### [Problem to work on]
Tell how many lines in the records contain the word "content"; the number alone is the answer.

Excerpts from an interface dataset
---
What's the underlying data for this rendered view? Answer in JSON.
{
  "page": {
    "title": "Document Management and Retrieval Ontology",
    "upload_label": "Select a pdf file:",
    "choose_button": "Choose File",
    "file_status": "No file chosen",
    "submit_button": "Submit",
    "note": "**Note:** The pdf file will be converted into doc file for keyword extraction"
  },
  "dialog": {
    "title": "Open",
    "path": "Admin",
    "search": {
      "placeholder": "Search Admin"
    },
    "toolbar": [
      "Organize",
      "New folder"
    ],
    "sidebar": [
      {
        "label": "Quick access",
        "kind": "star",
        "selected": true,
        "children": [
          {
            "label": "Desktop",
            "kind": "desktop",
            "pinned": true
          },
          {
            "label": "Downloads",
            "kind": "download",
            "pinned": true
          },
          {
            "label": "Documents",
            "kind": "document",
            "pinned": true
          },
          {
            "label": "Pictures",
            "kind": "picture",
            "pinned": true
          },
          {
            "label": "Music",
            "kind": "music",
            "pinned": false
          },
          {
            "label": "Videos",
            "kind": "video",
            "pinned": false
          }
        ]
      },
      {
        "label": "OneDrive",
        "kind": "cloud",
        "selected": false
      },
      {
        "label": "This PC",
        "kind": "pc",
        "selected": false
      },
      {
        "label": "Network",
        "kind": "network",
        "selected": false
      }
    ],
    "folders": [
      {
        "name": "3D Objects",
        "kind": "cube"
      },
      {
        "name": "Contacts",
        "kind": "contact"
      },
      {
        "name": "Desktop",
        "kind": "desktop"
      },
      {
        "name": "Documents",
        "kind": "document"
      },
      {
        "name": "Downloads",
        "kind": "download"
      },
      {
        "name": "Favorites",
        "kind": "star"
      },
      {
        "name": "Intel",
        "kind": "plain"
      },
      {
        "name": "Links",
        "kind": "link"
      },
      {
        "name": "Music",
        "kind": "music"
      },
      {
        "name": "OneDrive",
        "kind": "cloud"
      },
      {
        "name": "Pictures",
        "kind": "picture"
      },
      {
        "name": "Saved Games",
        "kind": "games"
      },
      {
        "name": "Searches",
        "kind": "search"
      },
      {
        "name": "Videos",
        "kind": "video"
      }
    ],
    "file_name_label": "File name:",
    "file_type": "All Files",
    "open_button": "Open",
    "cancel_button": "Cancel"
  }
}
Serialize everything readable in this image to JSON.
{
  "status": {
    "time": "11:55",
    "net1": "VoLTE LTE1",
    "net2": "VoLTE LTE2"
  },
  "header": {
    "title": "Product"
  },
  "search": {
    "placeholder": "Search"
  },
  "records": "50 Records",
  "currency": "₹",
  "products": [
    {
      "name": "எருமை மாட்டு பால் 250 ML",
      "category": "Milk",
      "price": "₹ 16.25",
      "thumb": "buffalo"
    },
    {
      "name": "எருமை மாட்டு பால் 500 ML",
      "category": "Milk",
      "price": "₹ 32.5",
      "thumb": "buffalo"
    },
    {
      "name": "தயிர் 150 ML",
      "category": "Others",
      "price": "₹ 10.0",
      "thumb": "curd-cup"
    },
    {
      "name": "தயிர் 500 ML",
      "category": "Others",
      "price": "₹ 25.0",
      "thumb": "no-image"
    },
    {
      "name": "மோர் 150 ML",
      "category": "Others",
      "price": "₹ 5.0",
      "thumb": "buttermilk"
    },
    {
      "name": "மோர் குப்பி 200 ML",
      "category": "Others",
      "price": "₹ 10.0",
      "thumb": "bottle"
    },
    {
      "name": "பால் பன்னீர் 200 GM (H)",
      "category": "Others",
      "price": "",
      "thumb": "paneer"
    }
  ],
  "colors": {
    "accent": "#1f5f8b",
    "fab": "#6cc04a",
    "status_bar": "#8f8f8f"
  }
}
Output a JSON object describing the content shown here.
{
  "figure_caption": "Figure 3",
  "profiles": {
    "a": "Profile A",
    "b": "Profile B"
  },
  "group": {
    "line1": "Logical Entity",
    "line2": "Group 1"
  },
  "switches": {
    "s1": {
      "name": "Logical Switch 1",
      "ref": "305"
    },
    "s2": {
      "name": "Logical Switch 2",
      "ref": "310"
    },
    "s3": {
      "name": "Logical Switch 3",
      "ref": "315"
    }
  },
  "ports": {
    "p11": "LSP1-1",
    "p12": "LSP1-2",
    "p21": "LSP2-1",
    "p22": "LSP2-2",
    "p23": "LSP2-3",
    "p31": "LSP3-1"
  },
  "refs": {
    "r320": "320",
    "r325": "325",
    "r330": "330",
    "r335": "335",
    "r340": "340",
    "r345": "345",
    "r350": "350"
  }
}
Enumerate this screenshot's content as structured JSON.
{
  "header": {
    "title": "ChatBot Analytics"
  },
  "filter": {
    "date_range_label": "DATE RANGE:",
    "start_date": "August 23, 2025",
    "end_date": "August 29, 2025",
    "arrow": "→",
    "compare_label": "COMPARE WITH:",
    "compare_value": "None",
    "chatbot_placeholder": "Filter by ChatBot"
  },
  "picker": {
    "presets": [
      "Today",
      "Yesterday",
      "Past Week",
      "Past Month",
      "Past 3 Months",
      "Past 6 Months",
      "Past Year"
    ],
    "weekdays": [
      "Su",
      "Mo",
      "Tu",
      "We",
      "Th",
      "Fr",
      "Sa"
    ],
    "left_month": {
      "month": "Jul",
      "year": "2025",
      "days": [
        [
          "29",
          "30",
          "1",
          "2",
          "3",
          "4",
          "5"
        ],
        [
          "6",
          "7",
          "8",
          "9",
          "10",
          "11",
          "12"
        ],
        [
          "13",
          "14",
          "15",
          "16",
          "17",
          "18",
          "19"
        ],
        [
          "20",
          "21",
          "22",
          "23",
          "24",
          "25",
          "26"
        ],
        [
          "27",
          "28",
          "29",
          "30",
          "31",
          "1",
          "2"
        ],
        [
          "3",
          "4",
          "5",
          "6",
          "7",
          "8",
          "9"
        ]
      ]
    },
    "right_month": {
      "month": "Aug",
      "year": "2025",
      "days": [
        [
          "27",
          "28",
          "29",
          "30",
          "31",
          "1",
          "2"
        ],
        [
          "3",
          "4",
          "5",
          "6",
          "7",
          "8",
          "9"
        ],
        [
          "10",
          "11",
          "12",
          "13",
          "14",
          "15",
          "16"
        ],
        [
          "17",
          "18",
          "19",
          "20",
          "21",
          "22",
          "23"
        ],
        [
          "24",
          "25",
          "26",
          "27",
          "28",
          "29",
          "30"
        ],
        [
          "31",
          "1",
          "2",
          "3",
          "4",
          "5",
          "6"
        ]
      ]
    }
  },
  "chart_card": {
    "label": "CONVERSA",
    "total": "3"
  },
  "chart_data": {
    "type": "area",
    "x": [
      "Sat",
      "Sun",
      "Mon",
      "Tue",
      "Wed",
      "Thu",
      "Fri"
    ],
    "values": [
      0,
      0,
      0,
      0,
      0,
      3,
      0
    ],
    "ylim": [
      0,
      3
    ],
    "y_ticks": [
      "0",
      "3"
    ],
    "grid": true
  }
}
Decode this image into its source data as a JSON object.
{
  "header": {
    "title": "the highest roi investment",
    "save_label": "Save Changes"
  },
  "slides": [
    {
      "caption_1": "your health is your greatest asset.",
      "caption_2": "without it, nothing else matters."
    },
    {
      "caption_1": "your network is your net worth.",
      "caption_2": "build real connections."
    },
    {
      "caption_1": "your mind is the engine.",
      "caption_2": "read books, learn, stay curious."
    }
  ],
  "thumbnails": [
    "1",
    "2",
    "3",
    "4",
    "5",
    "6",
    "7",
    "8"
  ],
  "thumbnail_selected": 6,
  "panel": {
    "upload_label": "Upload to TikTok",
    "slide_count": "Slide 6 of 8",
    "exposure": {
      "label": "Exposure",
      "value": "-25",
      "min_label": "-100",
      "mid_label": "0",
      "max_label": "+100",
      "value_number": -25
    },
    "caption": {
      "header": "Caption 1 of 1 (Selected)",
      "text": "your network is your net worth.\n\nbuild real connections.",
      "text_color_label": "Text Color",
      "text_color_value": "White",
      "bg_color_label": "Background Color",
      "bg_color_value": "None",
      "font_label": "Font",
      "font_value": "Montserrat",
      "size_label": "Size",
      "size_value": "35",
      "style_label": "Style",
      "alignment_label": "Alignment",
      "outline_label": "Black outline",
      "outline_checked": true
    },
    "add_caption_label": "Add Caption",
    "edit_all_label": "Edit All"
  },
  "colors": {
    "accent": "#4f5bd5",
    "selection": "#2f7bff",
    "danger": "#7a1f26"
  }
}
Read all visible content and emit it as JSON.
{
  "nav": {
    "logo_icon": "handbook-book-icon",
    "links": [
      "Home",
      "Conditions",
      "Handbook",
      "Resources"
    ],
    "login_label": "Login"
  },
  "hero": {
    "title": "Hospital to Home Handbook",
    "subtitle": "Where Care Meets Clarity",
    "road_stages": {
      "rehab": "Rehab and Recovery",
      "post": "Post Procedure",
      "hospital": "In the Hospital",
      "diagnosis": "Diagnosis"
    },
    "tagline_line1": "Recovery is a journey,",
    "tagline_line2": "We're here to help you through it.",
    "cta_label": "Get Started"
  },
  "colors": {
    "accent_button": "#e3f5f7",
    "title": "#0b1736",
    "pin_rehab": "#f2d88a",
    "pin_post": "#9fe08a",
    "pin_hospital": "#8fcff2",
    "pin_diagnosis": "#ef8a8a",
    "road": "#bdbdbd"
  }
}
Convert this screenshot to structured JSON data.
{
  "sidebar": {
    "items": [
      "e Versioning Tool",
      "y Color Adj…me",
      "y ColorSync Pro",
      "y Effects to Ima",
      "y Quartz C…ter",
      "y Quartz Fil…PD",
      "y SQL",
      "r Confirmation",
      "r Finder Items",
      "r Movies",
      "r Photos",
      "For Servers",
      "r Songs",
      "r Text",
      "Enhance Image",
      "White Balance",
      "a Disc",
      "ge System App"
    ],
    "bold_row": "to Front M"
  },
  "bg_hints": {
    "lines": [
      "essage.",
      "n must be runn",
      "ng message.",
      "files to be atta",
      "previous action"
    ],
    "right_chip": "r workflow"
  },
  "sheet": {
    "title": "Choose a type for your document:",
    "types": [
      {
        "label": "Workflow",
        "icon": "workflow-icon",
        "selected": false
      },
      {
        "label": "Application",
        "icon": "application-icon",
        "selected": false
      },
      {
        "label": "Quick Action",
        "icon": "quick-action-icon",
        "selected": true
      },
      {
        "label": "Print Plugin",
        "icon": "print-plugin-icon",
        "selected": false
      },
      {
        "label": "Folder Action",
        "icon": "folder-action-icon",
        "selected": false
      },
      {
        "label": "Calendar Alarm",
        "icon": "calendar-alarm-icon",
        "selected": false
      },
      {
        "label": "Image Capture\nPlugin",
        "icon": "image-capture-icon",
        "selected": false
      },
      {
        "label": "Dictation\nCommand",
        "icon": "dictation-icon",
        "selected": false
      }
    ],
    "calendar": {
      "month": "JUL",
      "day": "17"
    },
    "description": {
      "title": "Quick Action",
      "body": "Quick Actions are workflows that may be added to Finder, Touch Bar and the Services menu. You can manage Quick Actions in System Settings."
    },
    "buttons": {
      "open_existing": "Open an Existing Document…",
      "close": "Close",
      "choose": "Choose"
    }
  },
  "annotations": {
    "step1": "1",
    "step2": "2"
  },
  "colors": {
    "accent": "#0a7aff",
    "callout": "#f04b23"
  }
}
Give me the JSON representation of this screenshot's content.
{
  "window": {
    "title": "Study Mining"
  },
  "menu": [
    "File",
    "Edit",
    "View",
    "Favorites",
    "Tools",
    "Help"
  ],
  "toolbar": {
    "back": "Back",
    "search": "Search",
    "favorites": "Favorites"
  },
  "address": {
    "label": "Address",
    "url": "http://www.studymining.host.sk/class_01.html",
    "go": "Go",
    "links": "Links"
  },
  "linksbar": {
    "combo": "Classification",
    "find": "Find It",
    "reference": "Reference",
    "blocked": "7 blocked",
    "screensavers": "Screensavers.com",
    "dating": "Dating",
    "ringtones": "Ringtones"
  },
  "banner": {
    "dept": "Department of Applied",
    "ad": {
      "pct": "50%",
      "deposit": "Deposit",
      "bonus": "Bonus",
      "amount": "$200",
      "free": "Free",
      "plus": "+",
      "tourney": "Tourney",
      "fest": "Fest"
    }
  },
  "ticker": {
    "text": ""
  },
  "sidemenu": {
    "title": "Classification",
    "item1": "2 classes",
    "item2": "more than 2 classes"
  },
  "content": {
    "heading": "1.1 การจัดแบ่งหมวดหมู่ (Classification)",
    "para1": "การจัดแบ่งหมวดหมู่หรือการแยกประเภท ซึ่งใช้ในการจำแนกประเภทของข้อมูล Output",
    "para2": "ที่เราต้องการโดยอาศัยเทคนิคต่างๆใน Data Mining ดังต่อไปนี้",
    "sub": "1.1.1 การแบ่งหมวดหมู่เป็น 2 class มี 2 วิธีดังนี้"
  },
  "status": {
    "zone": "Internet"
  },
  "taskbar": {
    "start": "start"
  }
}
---
### [Output of the exercise]
5